Once the jury has deliberated and they all area able to agree on a decision, they will return and present their decision to the court. They may find the defendant not guilty and this is referred to as an acquittal. When this occurs, the defendant will be released from custody and due to the double jeopardy law, they cannot be charged for the crime again.

When they are found not guilty this is different from a charge of innocence. Innocence would mean that the jury did not do it but not guilty means that the jury was not convinced by the evidence and arguments that the defendant committed the crime beyond all reasonable doubt. If the defendant is found guilty, they will then be sentenced for the crime. In a case where there are multiple charges, a defendant may be found guilty on some accounts and not guilty on others.

When a defendant is found guilty, they may be able to pursue having the case appealed. This can be done when they believe there was not enough evidence for the verdict they received or when they believe mistakes took place which hurt their case.

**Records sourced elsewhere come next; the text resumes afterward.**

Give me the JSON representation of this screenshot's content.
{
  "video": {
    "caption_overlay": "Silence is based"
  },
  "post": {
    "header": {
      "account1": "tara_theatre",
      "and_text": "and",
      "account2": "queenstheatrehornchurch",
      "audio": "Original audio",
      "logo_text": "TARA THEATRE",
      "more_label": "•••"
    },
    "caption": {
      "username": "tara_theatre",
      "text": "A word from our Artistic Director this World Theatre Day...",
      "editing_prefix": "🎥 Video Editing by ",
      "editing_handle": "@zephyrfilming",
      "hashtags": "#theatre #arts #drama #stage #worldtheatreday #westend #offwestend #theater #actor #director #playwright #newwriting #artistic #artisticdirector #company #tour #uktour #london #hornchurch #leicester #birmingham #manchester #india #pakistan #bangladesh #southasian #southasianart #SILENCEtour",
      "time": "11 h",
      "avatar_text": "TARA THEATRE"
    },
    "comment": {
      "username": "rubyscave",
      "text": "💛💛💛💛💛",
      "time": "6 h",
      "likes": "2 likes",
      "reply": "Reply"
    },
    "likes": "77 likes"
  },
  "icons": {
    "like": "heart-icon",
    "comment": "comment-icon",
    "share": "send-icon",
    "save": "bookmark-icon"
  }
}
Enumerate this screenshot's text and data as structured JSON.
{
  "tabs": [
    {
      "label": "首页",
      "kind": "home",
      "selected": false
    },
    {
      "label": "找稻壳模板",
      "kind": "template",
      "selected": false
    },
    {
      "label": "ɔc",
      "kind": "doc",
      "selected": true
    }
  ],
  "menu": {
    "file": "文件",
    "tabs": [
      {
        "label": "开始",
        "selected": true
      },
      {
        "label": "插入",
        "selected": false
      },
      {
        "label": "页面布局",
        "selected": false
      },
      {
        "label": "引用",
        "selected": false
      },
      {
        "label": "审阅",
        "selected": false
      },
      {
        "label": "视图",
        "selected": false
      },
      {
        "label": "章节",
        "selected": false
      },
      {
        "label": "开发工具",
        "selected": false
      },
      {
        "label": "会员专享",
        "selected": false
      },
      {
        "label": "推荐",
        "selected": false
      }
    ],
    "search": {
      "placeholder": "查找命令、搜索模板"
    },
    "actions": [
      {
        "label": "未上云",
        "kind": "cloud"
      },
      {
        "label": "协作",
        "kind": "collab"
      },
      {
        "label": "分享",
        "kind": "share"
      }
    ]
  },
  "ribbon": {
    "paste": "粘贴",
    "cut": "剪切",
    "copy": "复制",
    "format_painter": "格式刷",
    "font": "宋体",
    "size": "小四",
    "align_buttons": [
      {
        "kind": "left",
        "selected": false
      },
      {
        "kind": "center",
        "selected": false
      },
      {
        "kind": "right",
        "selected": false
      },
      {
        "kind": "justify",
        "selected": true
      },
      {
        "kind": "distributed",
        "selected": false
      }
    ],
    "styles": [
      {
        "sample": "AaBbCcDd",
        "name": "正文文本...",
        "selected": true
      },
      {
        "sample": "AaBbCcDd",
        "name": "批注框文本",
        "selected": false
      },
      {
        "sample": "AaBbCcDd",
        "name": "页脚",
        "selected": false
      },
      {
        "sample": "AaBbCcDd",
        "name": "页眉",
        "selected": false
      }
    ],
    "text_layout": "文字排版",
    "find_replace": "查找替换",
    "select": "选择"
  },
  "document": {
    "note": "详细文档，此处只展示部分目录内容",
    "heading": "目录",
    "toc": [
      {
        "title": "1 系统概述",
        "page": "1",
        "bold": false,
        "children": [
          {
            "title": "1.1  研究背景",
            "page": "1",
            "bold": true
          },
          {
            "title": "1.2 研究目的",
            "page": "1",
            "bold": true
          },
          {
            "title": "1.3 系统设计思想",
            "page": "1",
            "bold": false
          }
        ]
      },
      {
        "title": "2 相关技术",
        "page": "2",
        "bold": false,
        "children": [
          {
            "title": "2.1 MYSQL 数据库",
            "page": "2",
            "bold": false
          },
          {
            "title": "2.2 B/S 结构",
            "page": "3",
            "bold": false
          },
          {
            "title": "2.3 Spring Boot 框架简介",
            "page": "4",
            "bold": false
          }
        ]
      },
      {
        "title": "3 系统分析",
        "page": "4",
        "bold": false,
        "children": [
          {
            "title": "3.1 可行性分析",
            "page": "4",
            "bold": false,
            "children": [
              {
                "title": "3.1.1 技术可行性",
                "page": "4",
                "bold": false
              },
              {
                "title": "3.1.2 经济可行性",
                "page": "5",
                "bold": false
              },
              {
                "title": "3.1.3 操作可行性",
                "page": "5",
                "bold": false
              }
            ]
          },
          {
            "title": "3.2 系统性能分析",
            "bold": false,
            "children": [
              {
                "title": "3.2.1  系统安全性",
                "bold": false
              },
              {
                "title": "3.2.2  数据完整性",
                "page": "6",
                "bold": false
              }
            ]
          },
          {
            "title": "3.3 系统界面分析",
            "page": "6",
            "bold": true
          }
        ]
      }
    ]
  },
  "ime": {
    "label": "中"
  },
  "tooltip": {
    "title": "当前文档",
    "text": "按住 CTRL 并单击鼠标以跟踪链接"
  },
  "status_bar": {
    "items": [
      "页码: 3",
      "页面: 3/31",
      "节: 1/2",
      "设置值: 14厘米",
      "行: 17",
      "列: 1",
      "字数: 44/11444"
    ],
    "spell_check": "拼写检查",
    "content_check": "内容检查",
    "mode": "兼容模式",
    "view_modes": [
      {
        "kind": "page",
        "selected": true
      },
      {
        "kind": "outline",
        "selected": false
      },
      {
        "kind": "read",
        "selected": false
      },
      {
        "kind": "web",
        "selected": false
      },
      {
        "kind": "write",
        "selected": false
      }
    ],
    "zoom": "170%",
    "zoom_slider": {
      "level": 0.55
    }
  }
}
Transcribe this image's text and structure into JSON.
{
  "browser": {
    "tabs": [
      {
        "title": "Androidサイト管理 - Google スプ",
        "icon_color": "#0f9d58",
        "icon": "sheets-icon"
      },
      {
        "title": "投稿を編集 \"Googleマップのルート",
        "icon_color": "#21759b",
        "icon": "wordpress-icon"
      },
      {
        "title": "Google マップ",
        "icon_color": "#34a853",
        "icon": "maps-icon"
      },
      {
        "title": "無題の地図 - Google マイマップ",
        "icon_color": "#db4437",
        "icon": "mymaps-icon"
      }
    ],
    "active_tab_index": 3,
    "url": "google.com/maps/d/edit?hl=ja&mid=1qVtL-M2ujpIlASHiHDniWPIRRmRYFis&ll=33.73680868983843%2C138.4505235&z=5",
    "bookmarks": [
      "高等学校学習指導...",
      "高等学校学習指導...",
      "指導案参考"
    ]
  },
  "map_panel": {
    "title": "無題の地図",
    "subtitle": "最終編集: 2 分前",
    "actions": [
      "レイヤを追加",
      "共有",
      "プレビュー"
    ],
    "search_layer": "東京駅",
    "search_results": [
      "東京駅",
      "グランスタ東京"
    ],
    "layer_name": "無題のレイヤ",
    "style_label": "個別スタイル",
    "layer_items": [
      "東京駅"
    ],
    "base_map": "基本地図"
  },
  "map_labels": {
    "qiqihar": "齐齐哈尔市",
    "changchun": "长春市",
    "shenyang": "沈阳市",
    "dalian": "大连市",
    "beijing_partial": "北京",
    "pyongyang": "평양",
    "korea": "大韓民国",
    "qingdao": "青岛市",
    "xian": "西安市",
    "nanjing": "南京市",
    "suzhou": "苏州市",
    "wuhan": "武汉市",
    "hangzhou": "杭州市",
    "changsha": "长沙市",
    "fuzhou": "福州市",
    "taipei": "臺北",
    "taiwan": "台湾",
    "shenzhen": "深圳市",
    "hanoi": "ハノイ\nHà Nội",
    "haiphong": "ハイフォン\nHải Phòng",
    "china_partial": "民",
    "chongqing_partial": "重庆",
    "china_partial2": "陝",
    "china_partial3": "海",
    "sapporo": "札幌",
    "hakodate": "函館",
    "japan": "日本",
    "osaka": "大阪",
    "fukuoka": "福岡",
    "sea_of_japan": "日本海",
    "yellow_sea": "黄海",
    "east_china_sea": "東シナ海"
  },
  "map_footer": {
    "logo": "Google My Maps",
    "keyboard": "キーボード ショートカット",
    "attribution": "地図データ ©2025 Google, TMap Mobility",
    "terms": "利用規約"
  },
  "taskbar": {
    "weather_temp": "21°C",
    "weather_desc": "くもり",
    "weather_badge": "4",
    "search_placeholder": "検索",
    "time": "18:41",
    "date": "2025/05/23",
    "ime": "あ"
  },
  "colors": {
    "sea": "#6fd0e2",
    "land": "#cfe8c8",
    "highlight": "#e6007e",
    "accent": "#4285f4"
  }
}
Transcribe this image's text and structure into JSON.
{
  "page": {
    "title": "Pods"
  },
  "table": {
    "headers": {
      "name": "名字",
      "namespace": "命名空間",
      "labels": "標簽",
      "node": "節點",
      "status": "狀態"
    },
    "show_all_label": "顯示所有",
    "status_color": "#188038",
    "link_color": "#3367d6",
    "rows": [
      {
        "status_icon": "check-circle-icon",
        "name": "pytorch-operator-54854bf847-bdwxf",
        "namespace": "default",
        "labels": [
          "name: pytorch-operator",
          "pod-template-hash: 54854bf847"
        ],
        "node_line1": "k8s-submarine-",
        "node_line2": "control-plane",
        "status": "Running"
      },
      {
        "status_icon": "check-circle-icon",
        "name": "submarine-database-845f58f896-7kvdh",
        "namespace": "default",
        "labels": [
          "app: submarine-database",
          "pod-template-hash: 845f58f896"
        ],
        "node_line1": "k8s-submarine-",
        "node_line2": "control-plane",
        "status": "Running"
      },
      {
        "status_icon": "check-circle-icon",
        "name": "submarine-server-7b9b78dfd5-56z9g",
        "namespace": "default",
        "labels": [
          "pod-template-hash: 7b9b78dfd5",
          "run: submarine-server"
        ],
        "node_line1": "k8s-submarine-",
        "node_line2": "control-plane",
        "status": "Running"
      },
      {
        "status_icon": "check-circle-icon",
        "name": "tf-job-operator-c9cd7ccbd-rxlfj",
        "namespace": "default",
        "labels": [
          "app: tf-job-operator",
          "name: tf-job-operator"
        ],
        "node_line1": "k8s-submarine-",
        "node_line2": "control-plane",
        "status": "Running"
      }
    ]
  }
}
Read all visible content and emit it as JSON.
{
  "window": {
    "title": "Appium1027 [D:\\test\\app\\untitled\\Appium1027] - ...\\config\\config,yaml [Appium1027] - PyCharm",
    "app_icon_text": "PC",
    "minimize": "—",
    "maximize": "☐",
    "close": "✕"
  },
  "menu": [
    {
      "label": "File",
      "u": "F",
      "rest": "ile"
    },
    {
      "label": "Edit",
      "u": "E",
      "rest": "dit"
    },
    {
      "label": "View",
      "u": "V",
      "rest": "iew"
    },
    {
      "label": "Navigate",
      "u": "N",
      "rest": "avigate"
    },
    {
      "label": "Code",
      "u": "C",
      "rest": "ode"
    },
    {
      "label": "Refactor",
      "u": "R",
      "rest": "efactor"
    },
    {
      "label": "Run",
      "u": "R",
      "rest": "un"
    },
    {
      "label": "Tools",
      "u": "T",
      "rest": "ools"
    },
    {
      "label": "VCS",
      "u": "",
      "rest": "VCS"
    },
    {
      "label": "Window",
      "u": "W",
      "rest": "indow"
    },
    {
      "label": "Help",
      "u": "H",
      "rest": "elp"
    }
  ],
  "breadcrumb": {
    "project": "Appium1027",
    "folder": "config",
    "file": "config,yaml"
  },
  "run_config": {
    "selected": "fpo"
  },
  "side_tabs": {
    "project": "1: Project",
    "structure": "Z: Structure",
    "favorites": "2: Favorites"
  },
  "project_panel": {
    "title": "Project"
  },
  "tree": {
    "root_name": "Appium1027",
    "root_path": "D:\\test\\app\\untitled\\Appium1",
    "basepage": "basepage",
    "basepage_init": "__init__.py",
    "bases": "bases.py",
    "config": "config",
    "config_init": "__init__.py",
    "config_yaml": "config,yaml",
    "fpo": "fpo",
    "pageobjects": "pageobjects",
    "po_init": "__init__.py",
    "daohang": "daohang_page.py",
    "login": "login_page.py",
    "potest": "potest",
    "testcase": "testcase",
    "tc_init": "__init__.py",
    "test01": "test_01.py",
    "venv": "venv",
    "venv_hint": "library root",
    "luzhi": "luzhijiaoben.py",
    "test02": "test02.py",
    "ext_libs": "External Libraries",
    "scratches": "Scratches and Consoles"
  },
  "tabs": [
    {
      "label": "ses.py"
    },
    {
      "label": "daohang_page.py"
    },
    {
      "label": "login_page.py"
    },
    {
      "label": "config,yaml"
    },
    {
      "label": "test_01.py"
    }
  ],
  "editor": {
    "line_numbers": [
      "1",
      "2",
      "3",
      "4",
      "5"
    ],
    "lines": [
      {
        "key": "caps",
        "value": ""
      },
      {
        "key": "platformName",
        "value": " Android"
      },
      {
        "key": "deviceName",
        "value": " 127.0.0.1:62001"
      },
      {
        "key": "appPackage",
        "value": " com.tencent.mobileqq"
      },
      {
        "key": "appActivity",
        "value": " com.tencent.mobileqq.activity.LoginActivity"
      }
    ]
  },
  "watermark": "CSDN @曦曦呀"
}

In a misdemeanor case, the Notice of Appeal should be filed within 30 days from the date of judgment or order. In a felony case, the Notice of Appeal-Felony should be filed within 60 days from the date of judgment or order.

An appeal with will be handled by the appellate court and they will simply review the information from the previous trial, rather than holding a completely new trial. In order for them to choose to overturn the other decision, they need to see that some error occurred that influenced the final verdict.